# will be supplied to plots like slices and sphere plots.

pc = PlotCollection(pf, ‘c’)

# Now we add a ray—a sample of our data field along a line between two points we define

# in the function call.

ray = pc.add_ray([0.0, 5.0e9, 5.0e9],[1.e10, 5.0e9, 5.0e9], ‘magvel’)

# This is where our derived fields come in handy. Our ray is drawn along the x-axis

# through the center of the domain, but by default the fraction of the ray we have gone

# along is called ‘t.’ We now have the same data in another field we called ‘X,’ whose

# name makes more sense, so we’ll reassign the ray’s first field to be that. If we wanted,

(# we could also reassign names to ‘magvel’ and ‘kineng.’

ray.fields = [‘X’, ‘magvel’]

# Next, we’ll create a phase plot. The function requires a data source, and we can’t

# just hand it our parameter file, but as a substitute we can quickly create an object

# that spans our entire domain (or use the method in the isocontour example). The

# specifications of the region (a box) are the center, left bound, and right bound.

region = pf.h.region([5.0e9, 5.0e9, 5.0e9], [0.0, 0.0, 0.0],

[1.0e10, 1.0e10, 1.0e10])

# The phase object accepts a data source, fields, a weight, a number of bins along both

# axes, and several other things, including its own colormap, logarithm options,

# normalization options, and an accumulation option. The first field is binned onto

# the x-axis, the second field is binned onto the y-axis, and the third field is

# binned with the colormap onto the other two. Subsequent fields go into an underlying

# profile and do not appear on the image.

phase = pc.add_phase_object(region, [‘Density’, ‘magvel’,‘kineng’], weight=None,

x_bins=288, y_bins=288)‘profile’)

Density/velocity magnitude/kinetic energy phase plot

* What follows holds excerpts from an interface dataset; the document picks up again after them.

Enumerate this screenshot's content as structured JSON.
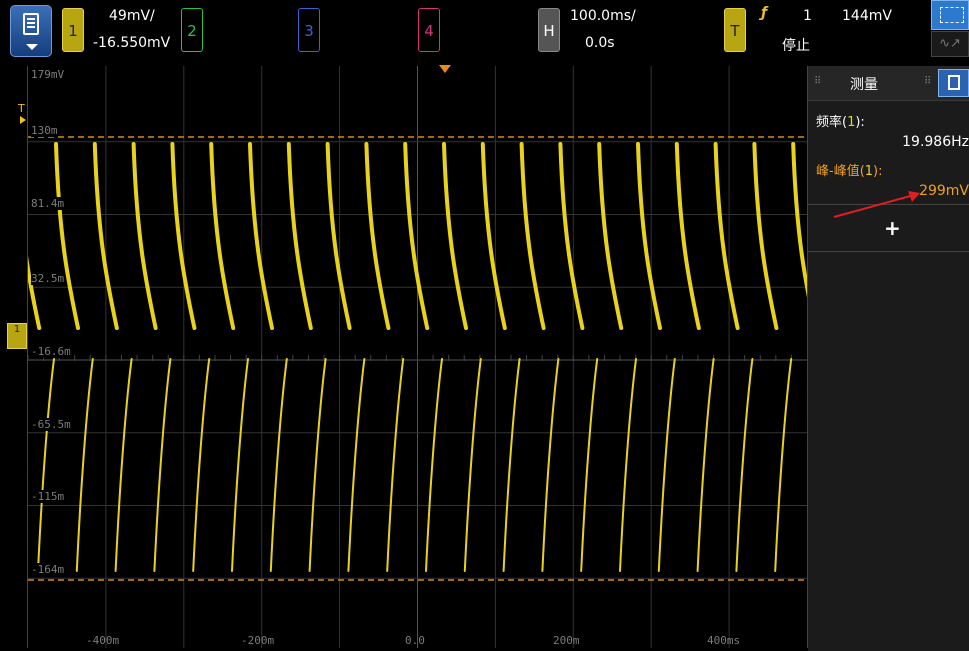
{
  "channel1": {
    "number": "1",
    "scale": "49mV/",
    "offset": "-16.550mV",
    "color": "#b7a512"
  },
  "channel2": {
    "number": "2",
    "color": "#29c24a"
  },
  "channel3": {
    "number": "3",
    "color": "#3c63d6"
  },
  "channel4": {
    "number": "4",
    "color": "#d8337a"
  },
  "horizontal": {
    "label": "H",
    "scale": "100.0ms/",
    "delay": "0.0s"
  },
  "trigger": {
    "label": "T",
    "source": "1",
    "level": "144mV",
    "status": "停止"
  },
  "screen": {
    "y_labels": [
      "179mV",
      "130m",
      "81.4m",
      "32.5m",
      "-16.6m",
      "-65.5m",
      "-115m",
      "-164m"
    ],
    "x_labels": [
      "-400m",
      "-200m",
      "0.0",
      "200m",
      "400ms"
    ],
    "trigger_marker": "T",
    "channel_marker": "1"
  },
  "measure_panel": {
    "title": "测量",
    "freq_label_pre": "频率(",
    "freq_label_ch": "1",
    "freq_label_post": "):",
    "freq_value": "19.986Hz",
    "pp_label_pre": "峰-峰值(",
    "pp_label_ch": "1",
    "pp_label_post": "):",
    "pp_value": "299mV",
    "add_label": "+"
  },
  "colors": {
    "trace": "#e8d21c",
    "cursor": "#d98a1a",
    "highlight": "#f0a020",
    "annotation_arrow": "#e02020"
  }
}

Fig. 5 Density/velocity magnitude/kinetic energy phase plot

Density/velocity magnitude/kinetic energy phase plot

Fig. 6 Density/velocity magnitude/kinetic energy phase plot


#Off-Axis Projection

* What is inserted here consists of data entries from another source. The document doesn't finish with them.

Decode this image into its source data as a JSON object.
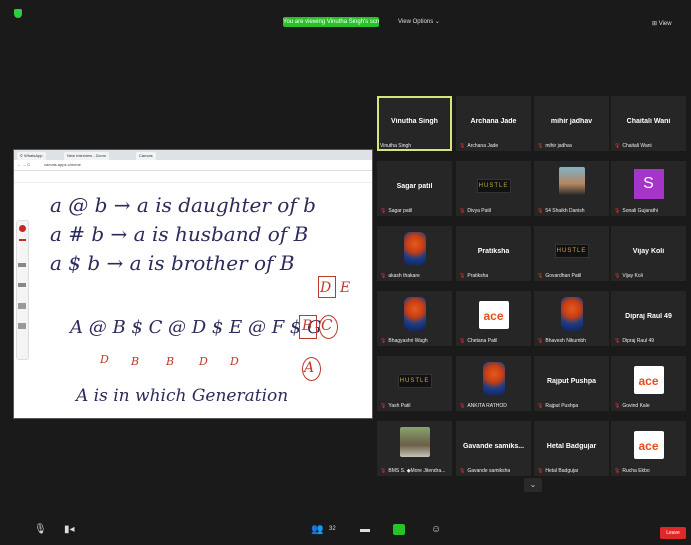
{
  "topbar": {
    "banner": "You are viewing Vinutha Singh's screen",
    "view_options": "View Options ⌄",
    "view_button": "⊞ View"
  },
  "shared_screen": {
    "tabs": [
      "© WhatsApp",
      "New Interview - Zoom",
      "Canvas"
    ],
    "address": "canvas.apps.chrome",
    "lines": [
      "a @ b → a is daughter of b",
      "a # b → a is husband of B",
      "a $ b → a is brother of B",
      "A @ B $ C @ D $ E @ F $ G",
      "A is in which Generation"
    ],
    "red_marks": [
      "D",
      "B",
      "B",
      "D",
      "D",
      "B",
      "C",
      "A",
      "D",
      "E"
    ]
  },
  "gallery": [
    {
      "name": "Vinutha Singh",
      "label": "Vinutha Singh",
      "active": true,
      "muted": false,
      "thumb": "none"
    },
    {
      "name": "Archana Jade",
      "label": "Archana Jade",
      "muted": true,
      "thumb": "none"
    },
    {
      "name": "mihir jadhav",
      "label": "mihir jadhav",
      "muted": true,
      "thumb": "none"
    },
    {
      "name": "Chaitali Wani",
      "label": "Chaitali Wani",
      "muted": true,
      "thumb": "none"
    },
    {
      "name": "Sagar patil",
      "label": "Sagar patil",
      "muted": true,
      "thumb": "none"
    },
    {
      "name": "",
      "label": "Divya Patil",
      "muted": true,
      "thumb": "hustle",
      "thumb_text": "HUSTLE"
    },
    {
      "name": "",
      "label": "54 Shaikh Danish",
      "muted": true,
      "thumb": "face"
    },
    {
      "name": "",
      "label": "Sonali Gujarathi",
      "muted": true,
      "thumb": "avatar",
      "thumb_text": "S"
    },
    {
      "name": "",
      "label": "akash thakare",
      "muted": true,
      "thumb": "logo"
    },
    {
      "name": "Pratiksha",
      "label": "Pratiksha",
      "muted": true,
      "thumb": "none"
    },
    {
      "name": "",
      "label": "Govardhan Patil",
      "muted": true,
      "thumb": "hustle",
      "thumb_text": "HUSTLE"
    },
    {
      "name": "Vijay Koli",
      "label": "Vijay Koli",
      "muted": true,
      "thumb": "none"
    },
    {
      "name": "",
      "label": "Bhagyashri Wagh",
      "muted": true,
      "thumb": "logo"
    },
    {
      "name": "",
      "label": "Chetana Patil",
      "muted": true,
      "thumb": "ace",
      "thumb_text": "ace"
    },
    {
      "name": "",
      "label": "Bhavesh Nikumbh",
      "muted": true,
      "thumb": "logo"
    },
    {
      "name": "Dipraj Raul 49",
      "label": "Dipraj Raul 49",
      "muted": true,
      "thumb": "none"
    },
    {
      "name": "",
      "label": "Yash Patil",
      "muted": true,
      "thumb": "hustle",
      "thumb_text": "HUSTLE"
    },
    {
      "name": "",
      "label": "ANKITA RATHOD",
      "muted": true,
      "thumb": "logo"
    },
    {
      "name": "Rajput Pushpa",
      "label": "Rajput Pushpa",
      "muted": true,
      "thumb": "none"
    },
    {
      "name": "",
      "label": "Govind Kale",
      "muted": true,
      "thumb": "ace",
      "thumb_text": "ace"
    },
    {
      "name": "",
      "label": "BMS S. ◆More Jitendra...",
      "muted": true,
      "thumb": "photo"
    },
    {
      "name": "Gavande samiks...",
      "label": "Gavande samiksha",
      "muted": true,
      "thumb": "none"
    },
    {
      "name": "Hetal Badgujar",
      "label": "Hetal Badgujar",
      "muted": true,
      "thumb": "none"
    },
    {
      "name": "",
      "label": "Rucha Ekbo",
      "muted": true,
      "thumb": "ace",
      "thumb_text": "ace"
    }
  ],
  "bottom": {
    "participants_count": "32",
    "leave": "Leave"
  },
  "colors": {
    "active_outline": "#d6e57a",
    "banner": "#27c227",
    "leave": "#e02828",
    "mic_muted": "#e53935"
  }
}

# If we don’t want to take a projection (this can be done for a slice as well) along

# one of the coordinate axes, we can take one from any direction using an

# OffAxisProjectionPlot. To accomplish the task of setting the view up, the plot

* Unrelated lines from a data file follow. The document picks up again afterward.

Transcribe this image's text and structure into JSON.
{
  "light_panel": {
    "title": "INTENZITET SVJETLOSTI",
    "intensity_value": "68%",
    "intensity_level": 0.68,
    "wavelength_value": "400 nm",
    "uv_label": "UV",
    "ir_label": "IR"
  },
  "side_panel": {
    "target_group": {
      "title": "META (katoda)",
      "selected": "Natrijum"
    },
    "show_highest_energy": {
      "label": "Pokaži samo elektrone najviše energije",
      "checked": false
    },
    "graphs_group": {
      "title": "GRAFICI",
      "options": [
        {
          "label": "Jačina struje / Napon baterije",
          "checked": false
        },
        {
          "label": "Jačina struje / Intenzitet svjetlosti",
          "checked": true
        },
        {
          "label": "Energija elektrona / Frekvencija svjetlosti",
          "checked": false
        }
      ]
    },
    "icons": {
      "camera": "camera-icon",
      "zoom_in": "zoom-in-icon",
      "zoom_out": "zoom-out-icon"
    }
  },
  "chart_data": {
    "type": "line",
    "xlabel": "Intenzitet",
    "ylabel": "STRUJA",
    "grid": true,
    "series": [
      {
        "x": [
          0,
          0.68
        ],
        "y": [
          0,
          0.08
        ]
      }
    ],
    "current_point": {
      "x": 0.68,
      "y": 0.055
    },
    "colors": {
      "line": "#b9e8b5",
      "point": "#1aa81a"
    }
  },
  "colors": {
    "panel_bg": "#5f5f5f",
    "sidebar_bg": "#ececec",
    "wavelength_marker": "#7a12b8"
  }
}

# requires some of the same parameters as the camera object: a normal vector, center,

# width, and field, and optionally we can set no_ghost (default is False). The normal

# vector is automatically normalized as in the case of the camera. The plot also

# requires a depth—that is, how much data we want to sample along the line of sight,

# centered around the center. In this case ‘c’ is a shortcut for the domain center.

pf = load(‘plt00020’)

field = ‘density’

L = [0.25, 0.9, 0.40]

plot = OffAxisProjectionPlot(pf, L, field, center=‘c’,

width=(5.0e9, 4.0e9), depth=3.0e9)

# Here we customize our newly created plot, dictating the font, colormap, and title.

# Logarithmic data is used by default for this plot, so we turn it off.

plot.set_font({‘family’:‘Bitstream Vera Sans’, ‘style’:‘italic’,

‘weight’:‘normal’, ‘size’:14, ‘color’:‘red’})

plot.set_log(field, False)

plot.set_cmap(field, ‘jet’)

plot.annotate_title(‘Off-Axis Density Projection’)

# The actual size of the image can also be set. Note that the units are in inches.


Off-axis density projection

Fig. 7 Off-axis density projection